Lift every line from the entries that includes the word "testloc".

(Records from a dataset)
──────

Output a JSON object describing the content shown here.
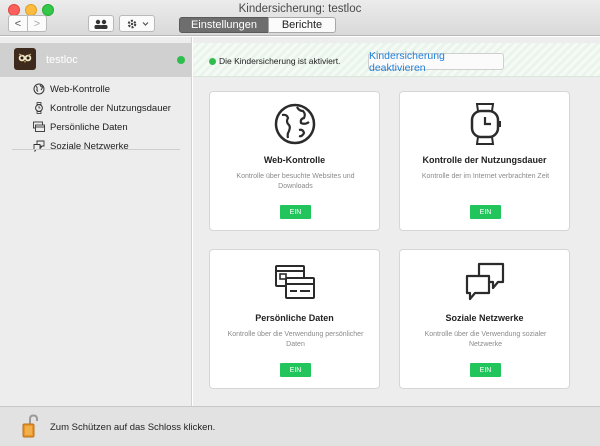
{
  "window": {
    "title": "Kindersicherung: testloc"
  },
  "toolbar": {
    "back_label": "<",
    "forward_label": ">",
    "users_icon": "users-icon",
    "gear_icon": "gear-icon",
    "tabs": [
      {
        "label": "Einstellungen",
        "active": true
      },
      {
        "label": "Berichte",
        "active": false
      }
    ]
  },
  "sidebar": {
    "user": {
      "name": "testloc",
      "online": true,
      "avatar_icon": "owl-avatar-icon"
    },
    "items": [
      {
        "label": "Web-Kontrolle",
        "icon": "globe-icon"
      },
      {
        "label": "Kontrolle der Nutzungsdauer",
        "icon": "watch-icon"
      },
      {
        "label": "Persönliche Daten",
        "icon": "card-icon"
      },
      {
        "label": "Soziale Netzwerke",
        "icon": "chat-bubbles-icon"
      }
    ]
  },
  "status": {
    "text": "Die Kindersicherung ist aktiviert.",
    "deactivate_label": "Kindersicherung deaktivieren",
    "color": "#2fbe4e"
  },
  "cards": [
    {
      "title": "Web-Kontrolle",
      "desc": "Kontrolle über besuchte Websites und Downloads",
      "button": "EIN",
      "icon": "globe-icon"
    },
    {
      "title": "Kontrolle der Nutzungsdauer",
      "desc": "Kontrolle der im Internet verbrachten Zeit",
      "button": "EIN",
      "icon": "watch-icon"
    },
    {
      "title": "Persönliche Daten",
      "desc": "Kontrolle über die Verwendung persönlicher Daten",
      "button": "EIN",
      "icon": "card-icon"
    },
    {
      "title": "Soziale Netzwerke",
      "desc": "Kontrolle über die Verwendung sozialer Netzwerke",
      "button": "EIN",
      "icon": "chat-bubbles-icon"
    }
  ],
  "footer": {
    "text": "Zum Schützen auf das Schloss klicken.",
    "lock_icon": "lock-open-icon"
  },
  "colors": {
    "accent_green": "#22c55b",
    "link_blue": "#1e7fd8"
  }
}
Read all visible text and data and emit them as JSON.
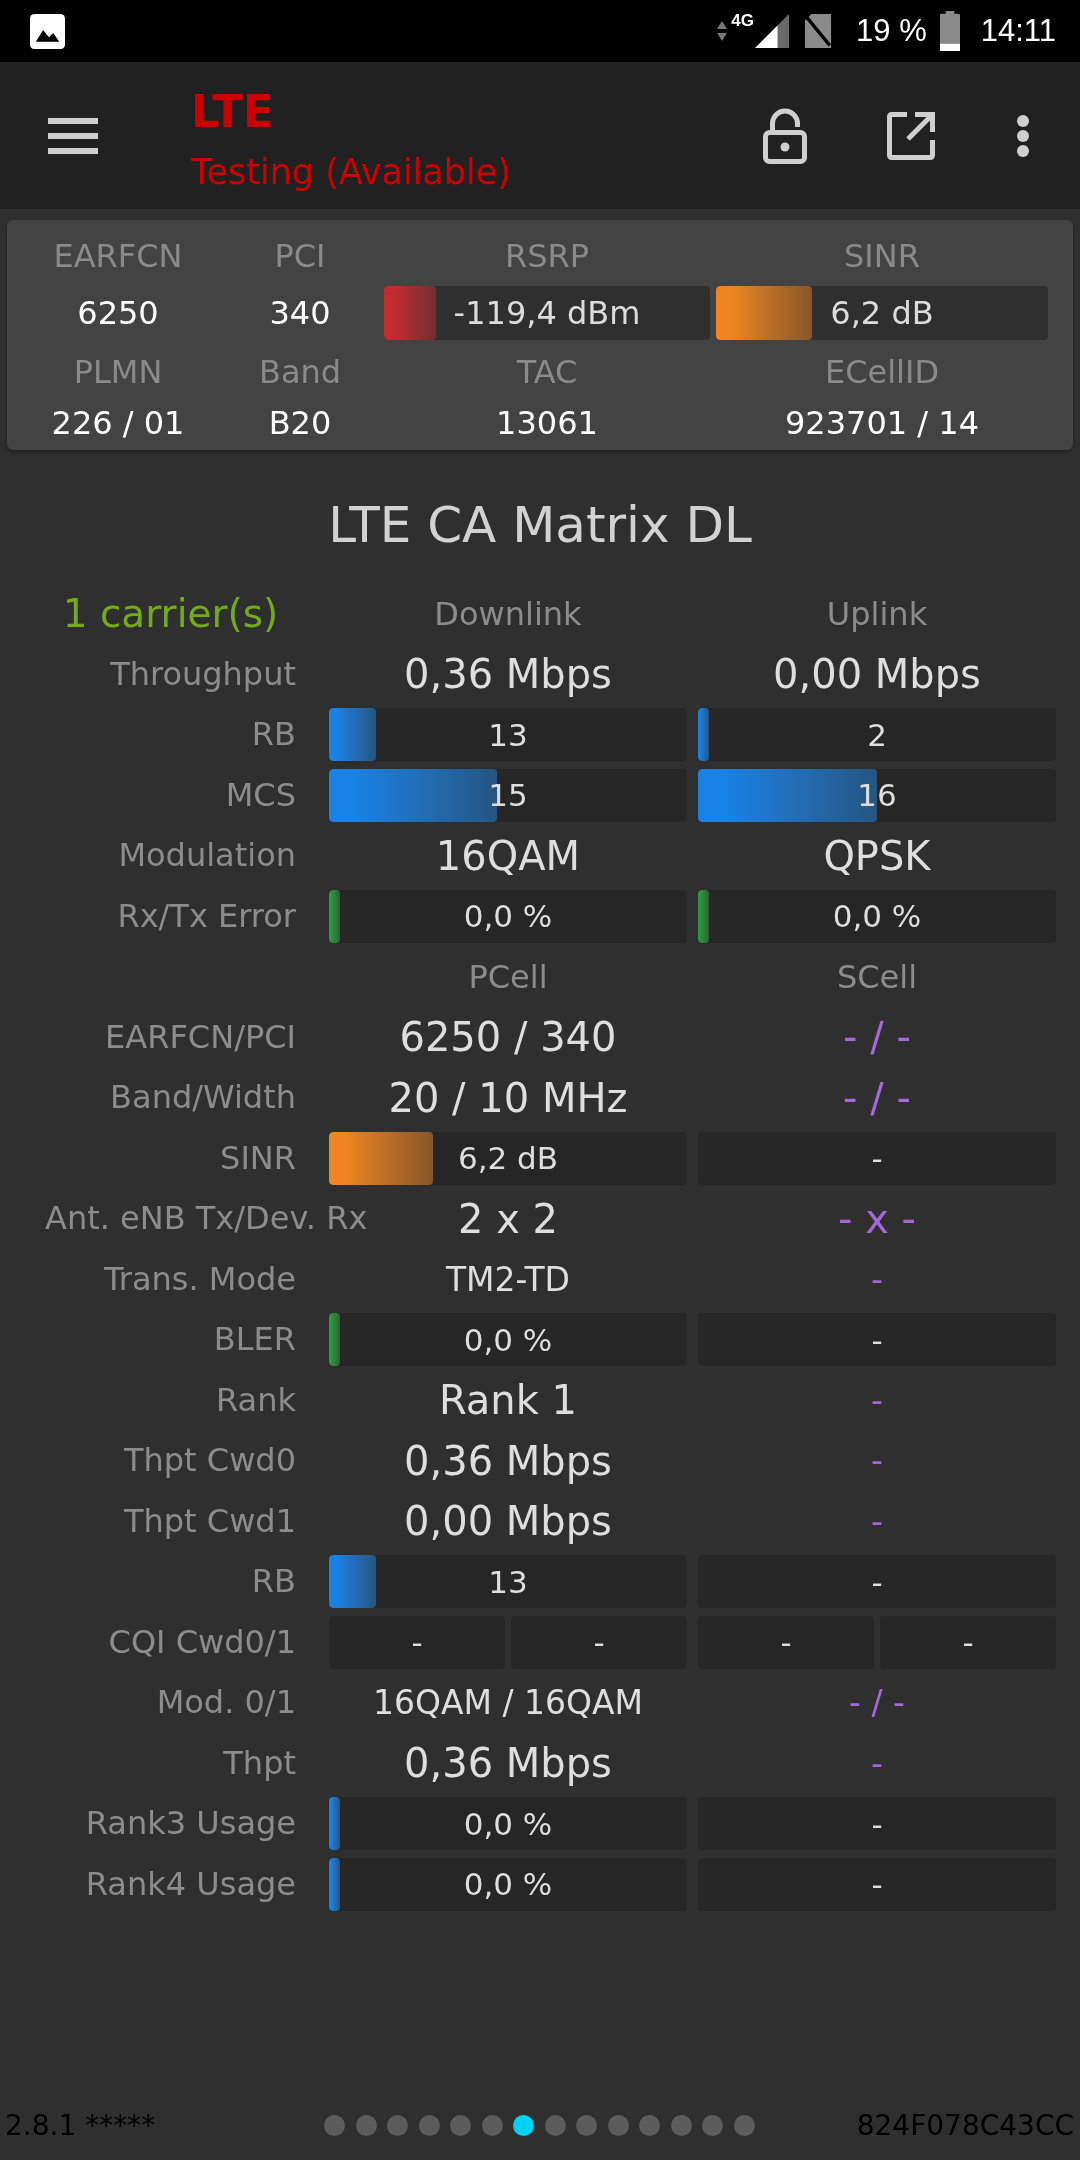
{
  "status_bar": {
    "network": "4G",
    "battery": "19 %",
    "time": "14:11"
  },
  "toolbar": {
    "title": "LTE",
    "subtitle": "Testing (Available)"
  },
  "cell_info": [
    {
      "label": "EARFCN",
      "kind": "text",
      "value": "6250"
    },
    {
      "label": "PCI",
      "kind": "text",
      "value": "340"
    },
    {
      "label": "RSRP",
      "kind": "bar",
      "value": "-119,4 dBm",
      "level": 0.16,
      "color": "#c62a2e"
    },
    {
      "label": "SINR",
      "kind": "bar",
      "value": "6,2 dB",
      "level": 0.29,
      "color": "#f0851f"
    },
    {
      "label": "PLMN",
      "kind": "text",
      "value": "226 / 01"
    },
    {
      "label": "Band",
      "kind": "text",
      "value": "B20"
    },
    {
      "label": "TAC",
      "kind": "text",
      "value": "13061"
    },
    {
      "label": "ECellID",
      "kind": "text",
      "value": "923701 / 14"
    }
  ],
  "matrix": {
    "title": "LTE CA Matrix DL",
    "rows": [
      {
        "kind": "header",
        "label": "1 carrier(s)",
        "cells": [
          {
            "kind": "heading",
            "text": "Downlink"
          },
          {
            "kind": "heading",
            "text": "Uplink"
          }
        ]
      },
      {
        "kind": "data",
        "label": "Throughput",
        "cells": [
          {
            "kind": "large",
            "text": "0,36 Mbps",
            "available": true
          },
          {
            "kind": "large",
            "text": "0,00 Mbps",
            "available": true
          }
        ]
      },
      {
        "kind": "data",
        "label": "RB",
        "cells": [
          {
            "kind": "bar",
            "text": "13",
            "level": 0.13,
            "color": "#1882e6"
          },
          {
            "kind": "bar",
            "text": "2",
            "level": 0.03,
            "color": "#1882e6"
          }
        ]
      },
      {
        "kind": "data",
        "label": "MCS",
        "cells": [
          {
            "kind": "bar",
            "text": "15",
            "level": 0.47,
            "color": "#1882e6"
          },
          {
            "kind": "bar",
            "text": "16",
            "level": 0.5,
            "color": "#1882e6"
          }
        ]
      },
      {
        "kind": "data",
        "label": "Modulation",
        "cells": [
          {
            "kind": "large",
            "text": "16QAM",
            "available": true
          },
          {
            "kind": "large",
            "text": "QPSK",
            "available": true
          }
        ]
      },
      {
        "kind": "data",
        "label": "Rx/Tx Error",
        "cells": [
          {
            "kind": "bar",
            "text": "0,0 %",
            "level": 0.03,
            "color": "#2a9a3e"
          },
          {
            "kind": "bar",
            "text": "0,0 %",
            "level": 0.03,
            "color": "#2a9a3e"
          }
        ]
      },
      {
        "kind": "header",
        "cells": [
          {
            "kind": "heading",
            "text": "PCell"
          },
          {
            "kind": "heading",
            "text": "SCell"
          }
        ]
      },
      {
        "kind": "data",
        "label": "EARFCN/PCI",
        "cells": [
          {
            "kind": "large",
            "text": "6250 / 340",
            "available": true
          },
          {
            "kind": "large",
            "text": "- / -",
            "available": false
          }
        ]
      },
      {
        "kind": "data",
        "label": "Band/Width",
        "cells": [
          {
            "kind": "large",
            "text": "20 / 10 MHz",
            "available": true
          },
          {
            "kind": "large",
            "text": "- / -",
            "available": false
          }
        ]
      },
      {
        "kind": "data",
        "label": "SINR",
        "cells": [
          {
            "kind": "bar",
            "text": "6,2 dB",
            "level": 0.29,
            "color": "#f0851f"
          },
          {
            "kind": "track",
            "text": "-"
          }
        ]
      },
      {
        "kind": "data",
        "label": "Ant. eNB Tx/Dev. Rx",
        "cells": [
          {
            "kind": "large",
            "text": "2 x 2",
            "available": true
          },
          {
            "kind": "large",
            "text": "- x -",
            "available": false
          }
        ]
      },
      {
        "kind": "data",
        "label": "Trans. Mode",
        "cells": [
          {
            "kind": "medium",
            "text": "TM2-TD",
            "available": true
          },
          {
            "kind": "medium",
            "text": "-",
            "available": false
          }
        ]
      },
      {
        "kind": "data",
        "label": "BLER",
        "cells": [
          {
            "kind": "bar",
            "text": "0,0 %",
            "level": 0.03,
            "color": "#2a9a3e"
          },
          {
            "kind": "track",
            "text": "-"
          }
        ]
      },
      {
        "kind": "data",
        "label": "Rank",
        "cells": [
          {
            "kind": "large",
            "text": "Rank 1",
            "available": true
          },
          {
            "kind": "medium",
            "text": "-",
            "available": false
          }
        ]
      },
      {
        "kind": "data",
        "label": "Thpt Cwd0",
        "cells": [
          {
            "kind": "large",
            "text": "0,36 Mbps",
            "available": true
          },
          {
            "kind": "medium",
            "text": "-",
            "available": false
          }
        ]
      },
      {
        "kind": "data",
        "label": "Thpt Cwd1",
        "cells": [
          {
            "kind": "large",
            "text": "0,00 Mbps",
            "available": true
          },
          {
            "kind": "medium",
            "text": "-",
            "available": false
          }
        ]
      },
      {
        "kind": "data",
        "label": "RB",
        "cells": [
          {
            "kind": "bar",
            "text": "13",
            "level": 0.13,
            "color": "#1882e6"
          },
          {
            "kind": "track",
            "text": "-"
          }
        ]
      },
      {
        "kind": "data",
        "label": "CQI Cwd0/1",
        "cells": [
          {
            "kind": "pair",
            "texts": [
              "-",
              "-"
            ]
          },
          {
            "kind": "pair",
            "texts": [
              "-",
              "-"
            ]
          }
        ]
      },
      {
        "kind": "data",
        "label": "Mod. 0/1",
        "cells": [
          {
            "kind": "medium",
            "text": "16QAM / 16QAM",
            "available": true
          },
          {
            "kind": "medium",
            "text": "- / -",
            "available": false
          }
        ]
      },
      {
        "kind": "data",
        "label": "Thpt",
        "cells": [
          {
            "kind": "large",
            "text": "0,36 Mbps",
            "available": true
          },
          {
            "kind": "medium",
            "text": "-",
            "available": false
          }
        ]
      },
      {
        "kind": "data",
        "label": "Rank3 Usage",
        "cells": [
          {
            "kind": "bar",
            "text": "0,0 %",
            "level": 0.03,
            "color": "#1882e6"
          },
          {
            "kind": "track",
            "text": "-"
          }
        ]
      },
      {
        "kind": "data",
        "label": "Rank4 Usage",
        "cells": [
          {
            "kind": "bar",
            "text": "0,0 %",
            "level": 0.03,
            "color": "#1882e6"
          },
          {
            "kind": "track",
            "text": "-"
          }
        ]
      }
    ]
  },
  "footer": {
    "version": "2.8.1 *****",
    "pages": [
      {
        "selected": false
      },
      {
        "selected": false
      },
      {
        "selected": false
      },
      {
        "selected": false
      },
      {
        "selected": false
      },
      {
        "selected": false
      },
      {
        "selected": true
      },
      {
        "selected": false
      },
      {
        "selected": false
      },
      {
        "selected": false
      },
      {
        "selected": false
      },
      {
        "selected": false
      },
      {
        "selected": false
      },
      {
        "selected": false
      }
    ],
    "device_id": "824F078C43CC"
  }
}
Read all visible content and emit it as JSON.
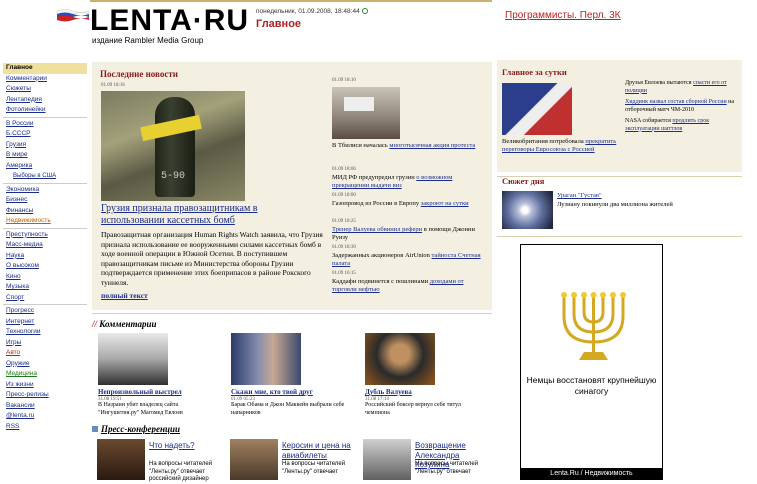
{
  "header": {
    "logo": "LENTA·RU",
    "logo_subtitle": "издание Rambler Media Group",
    "date": "понедельник, 01.09.2008, 18:48:44",
    "section": "Главное",
    "ad_link": "Программисты. Перл. 3К"
  },
  "sidebar": {
    "items": [
      {
        "label": "Главное",
        "style": "active"
      },
      {
        "label": "Комментарии"
      },
      {
        "label": "Сюжеты"
      },
      {
        "label": "Лентапедия"
      },
      {
        "label": "Фотолинейки"
      },
      {
        "sep": true
      },
      {
        "label": "В России"
      },
      {
        "label": "Б.СССР"
      },
      {
        "label": "Грузия"
      },
      {
        "label": "В мире"
      },
      {
        "label": "Америка"
      },
      {
        "label": "Выборы в США",
        "style": "sub"
      },
      {
        "sep": true
      },
      {
        "label": "Экономика"
      },
      {
        "label": "Бизнес"
      },
      {
        "label": "Финансы"
      },
      {
        "label": "Недвижимость",
        "style": "orange"
      },
      {
        "sep": true
      },
      {
        "label": "Преступность"
      },
      {
        "label": "Масс-медиа"
      },
      {
        "label": "Наука"
      },
      {
        "label": "О высоком"
      },
      {
        "label": "Кино"
      },
      {
        "label": "Музыка"
      },
      {
        "label": "Спорт"
      },
      {
        "sep": true
      },
      {
        "label": "Прогресс"
      },
      {
        "label": "Интернет"
      },
      {
        "label": "Технологии"
      },
      {
        "label": "Игры"
      },
      {
        "label": "Авто",
        "style": "red"
      },
      {
        "label": "Оружие"
      },
      {
        "label": "Медицина",
        "style": "green"
      },
      {
        "label": "Из жизни"
      },
      {
        "label": "Пресс-релизы"
      },
      {
        "label": "Вакансии"
      },
      {
        "label": "@lenta.ru"
      },
      {
        "label": "RSS"
      }
    ]
  },
  "latest": {
    "title": "Последние новости",
    "main_time": "01.09 18:16",
    "main_headline": "Грузия признала правозащитникам в использовании кассетных бомб",
    "main_lead": "Правозащитная организация Human Rights Watch заявила, что Грузия признала использование ее вооруженными силами кассетных бомб в ходе военной операции в Южной Осетии. В поступившем правозащитникам письме из Министерства обороны Грузии подтверждается применение этих боеприпасов в районе Рокского туннеля.",
    "full_text": "полный текст",
    "photo_label": "5-90",
    "right_items": [
      {
        "time": "01.09 18:10",
        "text": "В Тбилиси началась ",
        "link": "многотысячная акция протеста"
      },
      {
        "time": "01.09 18:06",
        "text": "МИД РФ предупредил грузин ",
        "link": "о возможном прекращении выдачи виз"
      },
      {
        "time": "01.09 18:00",
        "text": "Газопровод из России в Европу ",
        "link": "закроют на сутки"
      },
      {
        "time": "01.09 18:25",
        "text": "",
        "link": "Тренер Валуева обвинил рефери",
        "tail": " в помощи Джонни Руизу"
      },
      {
        "time": "01.09 18:30",
        "text": "Задержанных акционеров AirUnion ",
        "link": "тайноста Счетная палата"
      },
      {
        "time": "01.09 16:15",
        "text": "Каддафи подвинется с пошлинами ",
        "link": "доходами от торговли нефтью"
      }
    ]
  },
  "comments": {
    "title": "Комментарии",
    "items": [
      {
        "title": "Непроизвольный выстрел",
        "time": "31.08 19:51",
        "desc": "В Назрани убит владелец сайта \"Ингушетия.ру\" Магомед Евлоев"
      },
      {
        "title": "Скажи мне, кто твой друг",
        "time": "01.09 05:23",
        "desc": "Барак Обама и Джон Маккейн выбрали себе напарников"
      },
      {
        "title": "Дубль Валуева",
        "time": "31.08 17:14",
        "desc": "Российский боксер вернул себе титул чемпиона"
      }
    ]
  },
  "press": {
    "title": "Пресс-конференции",
    "items": [
      {
        "title": "Что надеть?",
        "desc": "На вопросы читателей \"Ленты.ру\" отвечает российский дизайнер"
      },
      {
        "title": "Керосин и цена на авиабилеты",
        "desc": "На вопросы читателей \"Ленты.ру\" отвечает"
      },
      {
        "title": "Возвращение Александра Козулина",
        "desc": "На вопросы читателей \"Ленты.ру\" отвечает"
      }
    ]
  },
  "day_main": {
    "title": "Главное за сутки",
    "caption_text": "Великобритания потребовала ",
    "caption_link": "прекратить переговоры Евросоюза с Россией",
    "list": [
      {
        "text": "Друзья Евлоева пытаются ",
        "link": "спасти его от полиции"
      },
      {
        "text": "",
        "link": "Хиддинк назвал состав сборной России",
        "tail": " на отборочный матч ЧМ-2010"
      },
      {
        "text": "NASA собирается ",
        "link": "продлить срок эксплуатации шаттлов"
      }
    ]
  },
  "plot": {
    "title": "Сюжет дня",
    "link": "Ураган \"Густав\"",
    "desc": "Лузиану покинули два миллиона жителей"
  },
  "ad": {
    "text": "Немцы восстановят крупнейшую синагогу",
    "footer": "Lenta.Ru / Недвижимость"
  }
}
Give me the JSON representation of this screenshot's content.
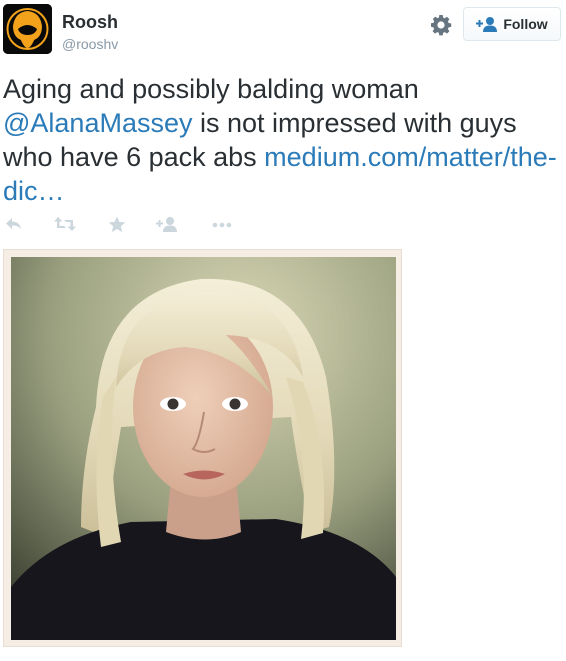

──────

=== Result ===
    "title": "Kindersicherung: testloc"
      "name": "testloc",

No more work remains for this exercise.